Extracted data entries
-- Opening Marker --
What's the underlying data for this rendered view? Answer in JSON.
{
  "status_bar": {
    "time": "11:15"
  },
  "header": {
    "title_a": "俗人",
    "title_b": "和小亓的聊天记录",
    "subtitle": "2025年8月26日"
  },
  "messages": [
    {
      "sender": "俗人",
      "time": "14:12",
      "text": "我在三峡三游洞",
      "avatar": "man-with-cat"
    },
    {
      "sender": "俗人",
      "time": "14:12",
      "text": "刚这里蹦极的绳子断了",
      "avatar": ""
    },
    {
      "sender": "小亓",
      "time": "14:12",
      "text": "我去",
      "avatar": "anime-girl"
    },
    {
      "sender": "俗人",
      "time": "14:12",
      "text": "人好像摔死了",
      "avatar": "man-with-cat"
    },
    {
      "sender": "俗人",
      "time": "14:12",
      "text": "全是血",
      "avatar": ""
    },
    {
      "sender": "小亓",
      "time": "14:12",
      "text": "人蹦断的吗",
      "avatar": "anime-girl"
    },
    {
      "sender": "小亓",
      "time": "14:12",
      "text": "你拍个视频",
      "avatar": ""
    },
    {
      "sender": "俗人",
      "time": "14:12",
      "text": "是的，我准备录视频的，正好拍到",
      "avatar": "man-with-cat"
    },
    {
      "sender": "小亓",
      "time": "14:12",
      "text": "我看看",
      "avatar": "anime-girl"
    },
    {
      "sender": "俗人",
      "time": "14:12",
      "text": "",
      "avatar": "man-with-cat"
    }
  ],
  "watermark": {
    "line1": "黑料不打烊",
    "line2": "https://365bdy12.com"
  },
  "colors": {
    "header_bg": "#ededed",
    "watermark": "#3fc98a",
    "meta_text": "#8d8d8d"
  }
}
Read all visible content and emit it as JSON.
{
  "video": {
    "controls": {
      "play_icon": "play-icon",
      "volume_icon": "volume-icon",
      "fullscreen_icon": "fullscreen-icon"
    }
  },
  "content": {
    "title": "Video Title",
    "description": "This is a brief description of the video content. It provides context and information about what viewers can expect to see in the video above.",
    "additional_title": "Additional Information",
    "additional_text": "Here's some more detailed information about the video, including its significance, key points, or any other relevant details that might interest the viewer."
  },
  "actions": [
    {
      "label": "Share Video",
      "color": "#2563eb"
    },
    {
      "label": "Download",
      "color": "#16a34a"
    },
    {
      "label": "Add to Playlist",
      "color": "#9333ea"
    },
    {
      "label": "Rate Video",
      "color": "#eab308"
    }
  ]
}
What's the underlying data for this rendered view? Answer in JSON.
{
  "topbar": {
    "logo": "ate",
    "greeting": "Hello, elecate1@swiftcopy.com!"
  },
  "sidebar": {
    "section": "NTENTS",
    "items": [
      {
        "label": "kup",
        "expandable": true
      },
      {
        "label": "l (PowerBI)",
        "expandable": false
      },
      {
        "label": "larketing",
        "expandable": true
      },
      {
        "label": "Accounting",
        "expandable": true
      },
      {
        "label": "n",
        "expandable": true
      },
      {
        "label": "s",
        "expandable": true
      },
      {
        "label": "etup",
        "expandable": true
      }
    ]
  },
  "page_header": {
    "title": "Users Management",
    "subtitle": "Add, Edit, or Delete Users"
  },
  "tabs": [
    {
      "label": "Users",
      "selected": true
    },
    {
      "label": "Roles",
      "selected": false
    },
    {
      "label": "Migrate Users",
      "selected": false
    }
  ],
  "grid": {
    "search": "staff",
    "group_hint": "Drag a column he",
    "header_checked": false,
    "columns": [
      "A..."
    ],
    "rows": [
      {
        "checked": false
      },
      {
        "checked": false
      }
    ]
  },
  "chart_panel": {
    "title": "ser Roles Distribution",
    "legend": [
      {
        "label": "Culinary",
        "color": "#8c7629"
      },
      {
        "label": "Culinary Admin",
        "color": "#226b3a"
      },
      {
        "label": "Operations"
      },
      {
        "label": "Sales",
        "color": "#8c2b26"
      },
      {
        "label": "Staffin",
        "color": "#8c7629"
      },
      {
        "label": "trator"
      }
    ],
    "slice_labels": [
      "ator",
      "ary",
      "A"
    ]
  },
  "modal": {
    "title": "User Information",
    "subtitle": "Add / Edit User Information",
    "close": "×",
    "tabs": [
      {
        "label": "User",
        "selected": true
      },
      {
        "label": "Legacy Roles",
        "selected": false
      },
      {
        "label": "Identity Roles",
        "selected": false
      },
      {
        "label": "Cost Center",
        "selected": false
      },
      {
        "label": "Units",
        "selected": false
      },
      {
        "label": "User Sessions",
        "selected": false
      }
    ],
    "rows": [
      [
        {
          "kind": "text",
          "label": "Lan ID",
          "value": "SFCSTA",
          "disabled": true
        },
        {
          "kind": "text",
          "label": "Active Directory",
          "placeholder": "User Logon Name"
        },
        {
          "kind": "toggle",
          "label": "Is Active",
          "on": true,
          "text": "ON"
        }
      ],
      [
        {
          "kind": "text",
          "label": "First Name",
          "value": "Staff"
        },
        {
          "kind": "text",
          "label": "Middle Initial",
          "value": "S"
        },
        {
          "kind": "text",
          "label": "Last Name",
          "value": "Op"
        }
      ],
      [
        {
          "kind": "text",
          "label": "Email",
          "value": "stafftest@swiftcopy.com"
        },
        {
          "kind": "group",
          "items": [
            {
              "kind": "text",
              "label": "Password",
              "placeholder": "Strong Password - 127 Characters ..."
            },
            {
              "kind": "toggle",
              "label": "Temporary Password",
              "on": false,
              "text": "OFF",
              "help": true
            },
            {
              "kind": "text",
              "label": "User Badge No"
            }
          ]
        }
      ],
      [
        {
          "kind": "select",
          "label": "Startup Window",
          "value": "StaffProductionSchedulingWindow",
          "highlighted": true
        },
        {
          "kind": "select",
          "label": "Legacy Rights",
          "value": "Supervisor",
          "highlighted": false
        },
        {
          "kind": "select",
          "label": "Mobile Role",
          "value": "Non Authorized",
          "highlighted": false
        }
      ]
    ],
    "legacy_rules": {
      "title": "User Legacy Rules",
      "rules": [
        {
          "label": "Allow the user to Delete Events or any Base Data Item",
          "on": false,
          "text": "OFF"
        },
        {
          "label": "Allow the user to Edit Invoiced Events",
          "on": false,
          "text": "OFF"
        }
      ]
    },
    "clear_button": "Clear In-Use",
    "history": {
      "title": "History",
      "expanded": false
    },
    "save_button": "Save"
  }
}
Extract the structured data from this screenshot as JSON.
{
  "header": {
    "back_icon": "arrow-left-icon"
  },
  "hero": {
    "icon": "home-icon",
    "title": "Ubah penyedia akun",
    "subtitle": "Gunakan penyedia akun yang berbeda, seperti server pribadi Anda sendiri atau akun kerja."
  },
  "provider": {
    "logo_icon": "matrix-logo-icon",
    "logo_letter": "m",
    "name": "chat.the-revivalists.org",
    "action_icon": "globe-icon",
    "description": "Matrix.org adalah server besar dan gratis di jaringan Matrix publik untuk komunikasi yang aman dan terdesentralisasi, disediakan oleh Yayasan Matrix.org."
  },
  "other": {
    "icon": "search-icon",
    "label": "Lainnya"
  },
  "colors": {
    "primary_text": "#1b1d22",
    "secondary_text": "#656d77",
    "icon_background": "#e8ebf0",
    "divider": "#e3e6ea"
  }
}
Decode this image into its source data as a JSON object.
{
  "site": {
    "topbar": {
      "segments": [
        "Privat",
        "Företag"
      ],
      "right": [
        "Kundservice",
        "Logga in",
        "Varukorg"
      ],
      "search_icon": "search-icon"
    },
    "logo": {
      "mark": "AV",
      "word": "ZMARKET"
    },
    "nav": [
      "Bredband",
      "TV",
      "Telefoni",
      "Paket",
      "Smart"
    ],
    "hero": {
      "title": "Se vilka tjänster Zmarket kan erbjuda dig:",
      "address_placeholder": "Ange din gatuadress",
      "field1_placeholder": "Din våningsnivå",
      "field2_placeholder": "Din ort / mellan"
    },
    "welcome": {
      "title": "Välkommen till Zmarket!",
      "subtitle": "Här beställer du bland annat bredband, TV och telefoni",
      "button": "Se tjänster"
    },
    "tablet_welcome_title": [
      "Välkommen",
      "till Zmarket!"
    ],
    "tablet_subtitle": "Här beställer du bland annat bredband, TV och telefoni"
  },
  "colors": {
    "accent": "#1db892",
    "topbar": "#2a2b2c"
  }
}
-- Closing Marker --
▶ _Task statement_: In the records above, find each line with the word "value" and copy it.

▶ _Output of the exercise_:
          "value": "SFCSTA",
          "value": "Staff"
          "value": "S"
          "value": "Op"
          "value": "stafftest@swiftcopy.com"
          "value": "StaffProductionSchedulingWindow",
          "value": "Supervisor",
          "value": "Non Authorized",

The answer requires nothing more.